What you are asked to do -> Determine the number of lines in the data that contain "title", and write only that number.

(Beginning of Dataset)

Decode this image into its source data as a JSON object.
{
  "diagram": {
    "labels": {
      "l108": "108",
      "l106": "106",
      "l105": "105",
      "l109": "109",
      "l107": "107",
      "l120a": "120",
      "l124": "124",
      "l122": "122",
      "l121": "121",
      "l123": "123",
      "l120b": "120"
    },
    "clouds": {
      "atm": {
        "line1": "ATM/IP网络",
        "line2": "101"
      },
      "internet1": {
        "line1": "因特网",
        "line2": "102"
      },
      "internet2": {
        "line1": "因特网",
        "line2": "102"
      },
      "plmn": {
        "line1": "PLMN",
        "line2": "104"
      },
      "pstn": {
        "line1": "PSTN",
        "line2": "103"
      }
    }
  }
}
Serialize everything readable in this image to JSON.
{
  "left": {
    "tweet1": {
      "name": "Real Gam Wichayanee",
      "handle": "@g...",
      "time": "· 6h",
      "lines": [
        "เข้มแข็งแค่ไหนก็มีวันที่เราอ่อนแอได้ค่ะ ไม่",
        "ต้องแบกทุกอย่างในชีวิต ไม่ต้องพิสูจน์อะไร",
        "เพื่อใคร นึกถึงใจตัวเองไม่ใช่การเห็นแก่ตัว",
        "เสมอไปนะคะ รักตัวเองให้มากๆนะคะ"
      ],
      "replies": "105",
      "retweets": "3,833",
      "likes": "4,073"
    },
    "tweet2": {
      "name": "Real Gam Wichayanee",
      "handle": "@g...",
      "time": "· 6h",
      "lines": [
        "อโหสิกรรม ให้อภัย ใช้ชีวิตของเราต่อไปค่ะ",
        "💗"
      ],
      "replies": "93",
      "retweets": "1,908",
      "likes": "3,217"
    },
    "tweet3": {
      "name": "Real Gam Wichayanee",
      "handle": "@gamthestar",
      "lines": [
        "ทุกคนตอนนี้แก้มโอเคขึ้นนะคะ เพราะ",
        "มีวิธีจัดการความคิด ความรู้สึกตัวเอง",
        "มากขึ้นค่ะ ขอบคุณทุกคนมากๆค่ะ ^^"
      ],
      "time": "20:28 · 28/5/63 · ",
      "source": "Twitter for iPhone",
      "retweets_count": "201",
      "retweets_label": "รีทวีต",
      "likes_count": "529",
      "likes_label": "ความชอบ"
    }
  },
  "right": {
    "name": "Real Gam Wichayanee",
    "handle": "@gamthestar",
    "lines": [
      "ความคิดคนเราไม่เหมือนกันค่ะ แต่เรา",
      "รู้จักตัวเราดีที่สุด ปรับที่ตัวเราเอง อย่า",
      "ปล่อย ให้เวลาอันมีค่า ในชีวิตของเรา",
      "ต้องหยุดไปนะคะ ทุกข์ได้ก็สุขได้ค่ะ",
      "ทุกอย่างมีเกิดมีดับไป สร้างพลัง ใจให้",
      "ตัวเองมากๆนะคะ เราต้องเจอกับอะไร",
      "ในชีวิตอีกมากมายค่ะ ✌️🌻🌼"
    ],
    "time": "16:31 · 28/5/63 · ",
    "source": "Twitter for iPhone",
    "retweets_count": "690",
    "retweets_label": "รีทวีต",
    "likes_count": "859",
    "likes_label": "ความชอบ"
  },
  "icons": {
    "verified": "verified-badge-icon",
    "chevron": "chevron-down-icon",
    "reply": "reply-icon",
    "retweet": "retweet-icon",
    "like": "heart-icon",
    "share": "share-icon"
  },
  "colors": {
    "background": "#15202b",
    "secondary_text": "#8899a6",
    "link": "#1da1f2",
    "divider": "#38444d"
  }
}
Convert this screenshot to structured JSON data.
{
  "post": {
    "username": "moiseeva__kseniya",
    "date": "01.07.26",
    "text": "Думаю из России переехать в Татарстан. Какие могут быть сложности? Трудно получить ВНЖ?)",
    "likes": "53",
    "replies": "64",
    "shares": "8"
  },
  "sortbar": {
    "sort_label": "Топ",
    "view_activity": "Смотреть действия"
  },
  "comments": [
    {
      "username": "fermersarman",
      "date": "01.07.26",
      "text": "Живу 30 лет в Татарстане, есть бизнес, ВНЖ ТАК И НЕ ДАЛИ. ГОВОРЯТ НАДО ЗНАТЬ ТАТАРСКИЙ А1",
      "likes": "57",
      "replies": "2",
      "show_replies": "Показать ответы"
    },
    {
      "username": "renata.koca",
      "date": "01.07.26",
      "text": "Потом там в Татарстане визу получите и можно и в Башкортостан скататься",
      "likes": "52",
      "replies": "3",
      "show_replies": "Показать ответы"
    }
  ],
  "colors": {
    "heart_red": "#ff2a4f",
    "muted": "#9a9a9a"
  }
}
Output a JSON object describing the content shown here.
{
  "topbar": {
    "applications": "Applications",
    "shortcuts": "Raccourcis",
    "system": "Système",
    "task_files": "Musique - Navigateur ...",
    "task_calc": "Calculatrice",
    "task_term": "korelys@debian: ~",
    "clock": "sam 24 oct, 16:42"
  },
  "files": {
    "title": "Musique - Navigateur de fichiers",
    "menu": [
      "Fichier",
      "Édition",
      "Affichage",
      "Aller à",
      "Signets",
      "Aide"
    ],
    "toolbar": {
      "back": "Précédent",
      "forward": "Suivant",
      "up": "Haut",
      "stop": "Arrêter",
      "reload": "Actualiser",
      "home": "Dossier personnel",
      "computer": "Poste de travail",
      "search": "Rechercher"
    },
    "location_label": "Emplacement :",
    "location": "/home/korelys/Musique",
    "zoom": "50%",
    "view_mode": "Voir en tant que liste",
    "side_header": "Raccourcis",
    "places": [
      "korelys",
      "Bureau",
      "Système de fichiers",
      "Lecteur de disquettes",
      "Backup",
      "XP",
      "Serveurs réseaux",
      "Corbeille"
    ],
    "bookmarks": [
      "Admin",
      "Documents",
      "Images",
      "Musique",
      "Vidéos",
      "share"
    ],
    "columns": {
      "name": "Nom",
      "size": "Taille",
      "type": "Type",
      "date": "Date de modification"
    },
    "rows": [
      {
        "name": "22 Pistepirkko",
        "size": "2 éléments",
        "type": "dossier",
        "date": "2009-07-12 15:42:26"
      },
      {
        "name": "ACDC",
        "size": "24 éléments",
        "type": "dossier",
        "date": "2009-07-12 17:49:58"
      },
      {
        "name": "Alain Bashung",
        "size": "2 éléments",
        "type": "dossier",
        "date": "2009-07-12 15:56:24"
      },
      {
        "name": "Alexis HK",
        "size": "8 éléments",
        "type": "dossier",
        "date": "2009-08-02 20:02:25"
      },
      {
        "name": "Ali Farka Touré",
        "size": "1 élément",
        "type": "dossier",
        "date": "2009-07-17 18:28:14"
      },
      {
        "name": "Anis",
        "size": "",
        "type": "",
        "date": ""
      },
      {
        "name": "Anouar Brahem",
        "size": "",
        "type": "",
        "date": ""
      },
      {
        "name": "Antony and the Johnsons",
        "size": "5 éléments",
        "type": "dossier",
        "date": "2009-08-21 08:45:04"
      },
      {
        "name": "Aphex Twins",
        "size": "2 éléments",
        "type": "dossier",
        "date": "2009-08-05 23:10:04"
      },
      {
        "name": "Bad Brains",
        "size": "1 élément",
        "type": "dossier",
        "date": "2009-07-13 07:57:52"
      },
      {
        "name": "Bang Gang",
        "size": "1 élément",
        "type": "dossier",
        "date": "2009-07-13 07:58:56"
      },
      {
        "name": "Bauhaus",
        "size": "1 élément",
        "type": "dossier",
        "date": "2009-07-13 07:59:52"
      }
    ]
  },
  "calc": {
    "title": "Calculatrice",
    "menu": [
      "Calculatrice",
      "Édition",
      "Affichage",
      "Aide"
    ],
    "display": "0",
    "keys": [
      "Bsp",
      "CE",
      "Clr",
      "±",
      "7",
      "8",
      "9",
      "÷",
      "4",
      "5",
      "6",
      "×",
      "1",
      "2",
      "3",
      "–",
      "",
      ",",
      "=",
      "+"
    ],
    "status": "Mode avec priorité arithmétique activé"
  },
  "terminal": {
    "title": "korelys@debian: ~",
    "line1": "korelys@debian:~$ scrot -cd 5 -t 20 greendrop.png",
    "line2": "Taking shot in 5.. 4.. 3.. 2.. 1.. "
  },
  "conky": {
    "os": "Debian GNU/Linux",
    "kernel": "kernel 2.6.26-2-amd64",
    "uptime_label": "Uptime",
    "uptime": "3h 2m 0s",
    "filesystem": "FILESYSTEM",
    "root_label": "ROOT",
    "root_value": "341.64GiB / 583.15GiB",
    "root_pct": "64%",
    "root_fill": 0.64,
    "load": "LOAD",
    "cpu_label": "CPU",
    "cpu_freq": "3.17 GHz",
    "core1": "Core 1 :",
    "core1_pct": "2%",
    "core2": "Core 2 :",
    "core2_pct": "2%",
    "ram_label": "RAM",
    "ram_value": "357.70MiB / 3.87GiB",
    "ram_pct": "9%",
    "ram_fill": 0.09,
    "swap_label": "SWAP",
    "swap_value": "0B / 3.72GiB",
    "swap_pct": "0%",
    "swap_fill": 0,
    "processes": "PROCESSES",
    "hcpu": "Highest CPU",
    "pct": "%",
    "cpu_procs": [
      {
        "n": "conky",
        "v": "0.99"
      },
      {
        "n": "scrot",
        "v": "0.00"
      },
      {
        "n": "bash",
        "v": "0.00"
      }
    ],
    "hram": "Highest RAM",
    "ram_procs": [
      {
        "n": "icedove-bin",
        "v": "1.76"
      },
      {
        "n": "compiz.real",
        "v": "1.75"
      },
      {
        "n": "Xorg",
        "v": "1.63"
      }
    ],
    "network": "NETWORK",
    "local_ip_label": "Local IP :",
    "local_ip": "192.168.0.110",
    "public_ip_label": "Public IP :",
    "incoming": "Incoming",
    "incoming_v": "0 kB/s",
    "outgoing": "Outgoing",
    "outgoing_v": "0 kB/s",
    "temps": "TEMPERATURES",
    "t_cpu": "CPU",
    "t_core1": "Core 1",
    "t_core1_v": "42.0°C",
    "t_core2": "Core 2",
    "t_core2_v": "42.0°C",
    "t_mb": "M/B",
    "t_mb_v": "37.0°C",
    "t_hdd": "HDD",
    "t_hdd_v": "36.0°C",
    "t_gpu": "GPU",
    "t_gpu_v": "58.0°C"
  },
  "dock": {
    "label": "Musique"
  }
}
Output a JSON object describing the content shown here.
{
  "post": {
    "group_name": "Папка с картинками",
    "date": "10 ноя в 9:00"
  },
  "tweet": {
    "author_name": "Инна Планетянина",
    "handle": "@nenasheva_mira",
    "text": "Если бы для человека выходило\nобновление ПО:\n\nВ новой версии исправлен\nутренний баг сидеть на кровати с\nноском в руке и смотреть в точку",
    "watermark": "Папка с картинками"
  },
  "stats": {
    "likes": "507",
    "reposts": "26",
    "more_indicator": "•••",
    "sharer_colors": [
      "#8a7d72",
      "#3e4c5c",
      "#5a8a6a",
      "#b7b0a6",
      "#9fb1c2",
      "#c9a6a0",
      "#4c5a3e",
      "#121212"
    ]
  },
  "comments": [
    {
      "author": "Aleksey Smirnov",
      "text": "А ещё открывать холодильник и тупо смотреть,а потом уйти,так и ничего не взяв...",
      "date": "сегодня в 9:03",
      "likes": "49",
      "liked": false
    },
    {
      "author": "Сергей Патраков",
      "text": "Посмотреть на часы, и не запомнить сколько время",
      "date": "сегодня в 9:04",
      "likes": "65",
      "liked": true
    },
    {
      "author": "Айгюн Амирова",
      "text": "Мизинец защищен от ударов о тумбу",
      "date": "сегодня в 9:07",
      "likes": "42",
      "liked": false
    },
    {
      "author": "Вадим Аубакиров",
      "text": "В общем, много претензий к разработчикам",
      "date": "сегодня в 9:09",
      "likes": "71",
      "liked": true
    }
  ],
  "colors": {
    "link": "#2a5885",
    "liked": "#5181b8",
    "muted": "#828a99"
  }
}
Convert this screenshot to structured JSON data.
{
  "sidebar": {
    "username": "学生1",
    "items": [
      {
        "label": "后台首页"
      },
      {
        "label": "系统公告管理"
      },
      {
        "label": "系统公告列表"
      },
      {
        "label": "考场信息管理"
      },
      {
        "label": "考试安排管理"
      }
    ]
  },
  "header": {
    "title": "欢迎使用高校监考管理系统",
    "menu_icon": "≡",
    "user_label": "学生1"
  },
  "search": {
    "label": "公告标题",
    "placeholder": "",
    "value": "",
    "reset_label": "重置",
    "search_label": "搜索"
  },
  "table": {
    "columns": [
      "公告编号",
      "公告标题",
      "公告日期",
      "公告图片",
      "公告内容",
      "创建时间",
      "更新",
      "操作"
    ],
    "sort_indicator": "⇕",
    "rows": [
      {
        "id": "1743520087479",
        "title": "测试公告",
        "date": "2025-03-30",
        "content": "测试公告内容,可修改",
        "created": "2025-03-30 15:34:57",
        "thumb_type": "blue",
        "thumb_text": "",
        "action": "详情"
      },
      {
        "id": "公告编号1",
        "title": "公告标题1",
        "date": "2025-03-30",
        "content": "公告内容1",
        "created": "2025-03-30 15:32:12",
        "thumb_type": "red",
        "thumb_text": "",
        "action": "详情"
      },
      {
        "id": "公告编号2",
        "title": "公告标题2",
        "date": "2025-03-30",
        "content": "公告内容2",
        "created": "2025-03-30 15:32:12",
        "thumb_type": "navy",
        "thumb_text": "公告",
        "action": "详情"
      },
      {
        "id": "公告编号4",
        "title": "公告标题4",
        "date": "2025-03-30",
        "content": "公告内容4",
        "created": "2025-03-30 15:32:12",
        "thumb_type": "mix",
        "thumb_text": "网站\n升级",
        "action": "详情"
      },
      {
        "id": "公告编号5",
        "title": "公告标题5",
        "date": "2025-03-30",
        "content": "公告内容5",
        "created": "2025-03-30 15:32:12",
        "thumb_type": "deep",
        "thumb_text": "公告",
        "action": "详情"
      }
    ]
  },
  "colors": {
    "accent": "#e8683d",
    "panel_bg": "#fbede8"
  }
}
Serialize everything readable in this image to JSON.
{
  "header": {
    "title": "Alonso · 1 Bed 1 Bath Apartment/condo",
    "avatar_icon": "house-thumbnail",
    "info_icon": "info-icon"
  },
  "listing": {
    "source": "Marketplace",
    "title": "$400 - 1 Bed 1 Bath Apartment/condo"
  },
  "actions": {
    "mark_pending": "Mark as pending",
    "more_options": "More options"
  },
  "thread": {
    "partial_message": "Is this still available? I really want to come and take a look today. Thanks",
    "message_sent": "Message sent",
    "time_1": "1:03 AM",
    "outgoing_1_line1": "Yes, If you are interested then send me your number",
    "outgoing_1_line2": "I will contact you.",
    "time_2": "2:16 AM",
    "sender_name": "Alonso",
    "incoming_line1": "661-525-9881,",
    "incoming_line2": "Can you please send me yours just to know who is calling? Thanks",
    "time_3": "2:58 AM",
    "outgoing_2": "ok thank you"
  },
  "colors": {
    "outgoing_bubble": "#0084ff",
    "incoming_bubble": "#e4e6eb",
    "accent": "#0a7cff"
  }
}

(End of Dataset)

Response for this exercise -> 11